Washington’s ultimatum to the Chinese owner of TikTok—sell the app’s U.S. operations or leave the country—is hardening long-held suspicions in China that the U.S. aims to sabotage the country’s efforts to grow its technology, while raising concerns about the precedent it could set for Chinese companies with global ambitions as U.S.-China relations unravel. – Wall Street Journal

Documents on UK-US trade talks, leaked ahead of the 2019 general election, were stolen from an email account belonging to Conservative MP Liam Fox, it has emerged. – BBC

In recent weeks, several top IT officials have said on virtual events that their departments are discussing concrete steps to move toward zero-trust architectures and away from using the phrase as just buzzword for cybersecurity. Zero-trust is a network architecture that inherently distrusts the user and continuously verifies the identity of the user accessing data. – C4ISRNET


After years of working various jobs related to security cooperation, Lt. Gen. Charles Hooper took over the U.S. Defense Security Cooperation Agency in August 2017. It was an appointment that coincided with a major push by the Trump administration to increase weapon sales as an economic driver. Three years later, as he gets ready to retire, Hooper sat down with Defense News for an exclusive exit interview. – Defense News

The coronavirus pandemic has caused another delay for the U.S. Army’s plagued M113 replacement program, which has struggled with manufacturing problems as the BAE Systems-made Armored Multi-Purpose Vehicle entered low-rate initial production, according to the company’s second quarter fiscal 2020 earnings briefing released last week. – Defense News

The venerable U-2 took another step toward the Pentagon’s vision of 21st-century warfare, thanks to a recent demonstration in which it relayed sensor data from F-35 aircraft through Lockheed Martin communications gear to an Army missile-command system, company officials said Monday. – Defense One

The Army is developing long-range hypersonic and intermediate-range anti-ship weapons as key components of its emerging strategy in the Western Pacific, the service’s top officer said last week. – USNI News

American firm Raytheon Technologies and Israeli-based Rafael Advanced Defense Systems have formed a joint venture to build the Iron Dome missile defense system in the United States, the companies announced Aug. 3. – Defense News

Col. Keith Zuegel (ret.) writes: The U.S. Air Force remains the world’s predominant air force; however, its dominance is endangered. Air superiority is not a birthright. The fledgling U.S. Space Force remains the world’s leader in military space; however, without resources and congressional focus, it will be challenged by other world powers. This is the fourth quarter of the budget season, so Congress should recognize and support both services now — before it’s too late. – Defense News
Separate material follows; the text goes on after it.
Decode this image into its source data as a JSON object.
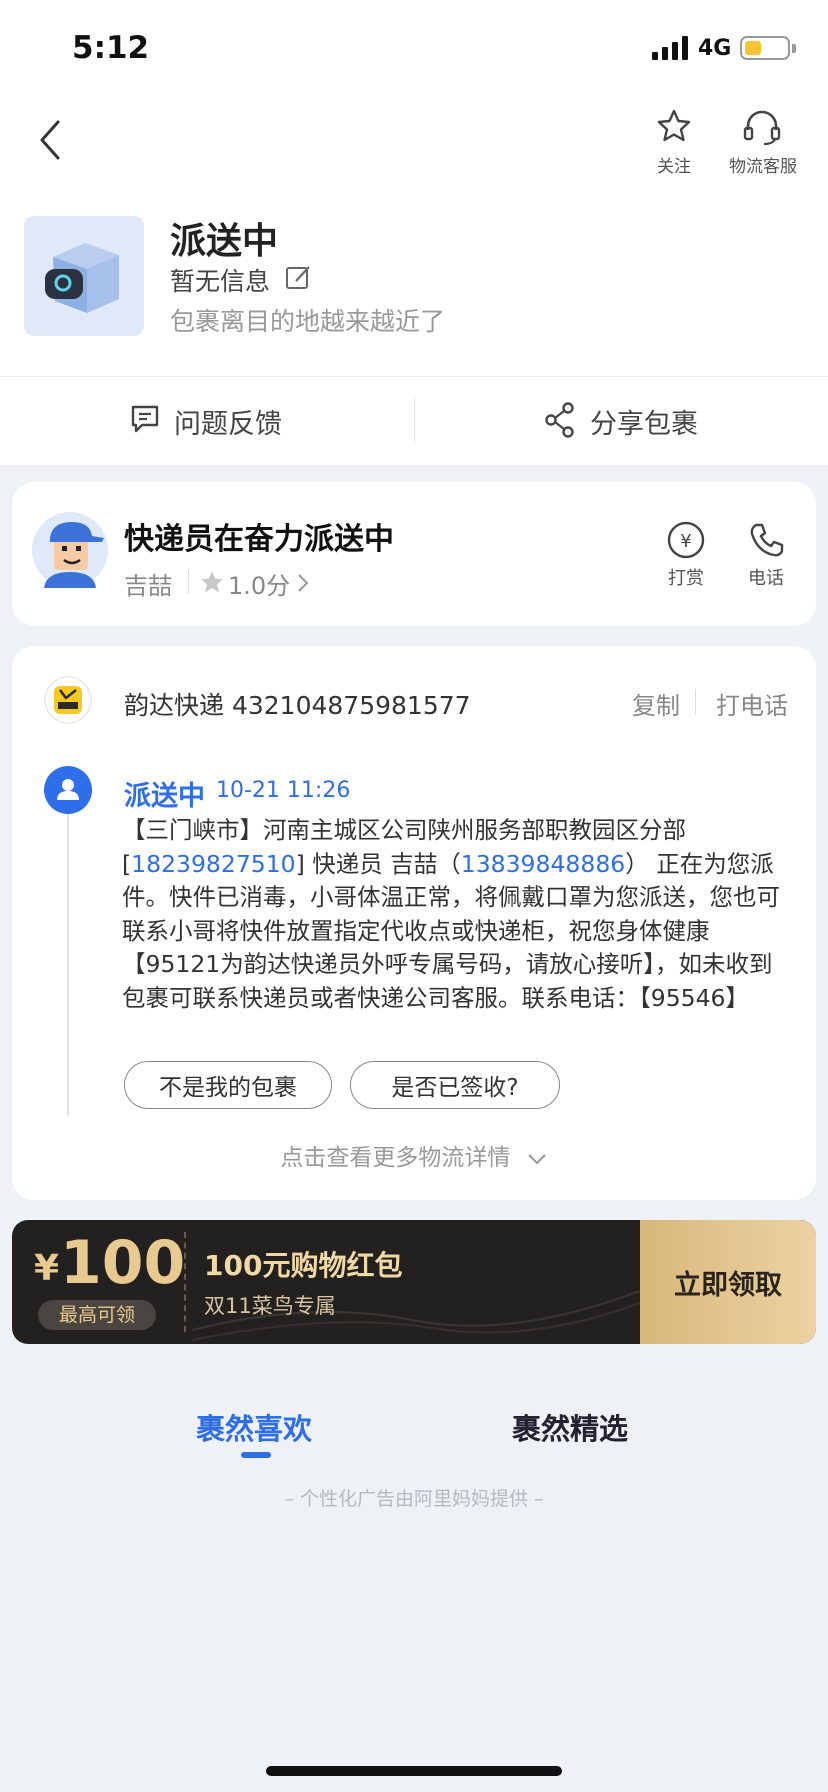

Trump Administration

State Department officials voiced concern over risks to civilians before Secretary of State Mike Pompeo rammed through $8.1 billion in arms sales to Saudi Arabia and other Arab allies, a former aide was quoted Monday as telling lawmakers. – Agence France-Presse

Treasury Secretary Steven Mnuchin wants a TikTok sale to Microsoft. But on Monday, Trump’s trade adviser Peter Navarro took to CNN to say the potential deal makes him uncomfortable, while President Donald Trump said a portion of any TikTok sale should go to the U.S. Treasury — a move critics likened to a “public shakedown.” – Politico

A Manhattan prosecutor’s investigation into President Donald Trump’s finances goes beyond ‘hush money’ payments during the 2016 campaign and includes allegations of bank and insurance fraud, according to a court filing Monday. – Politico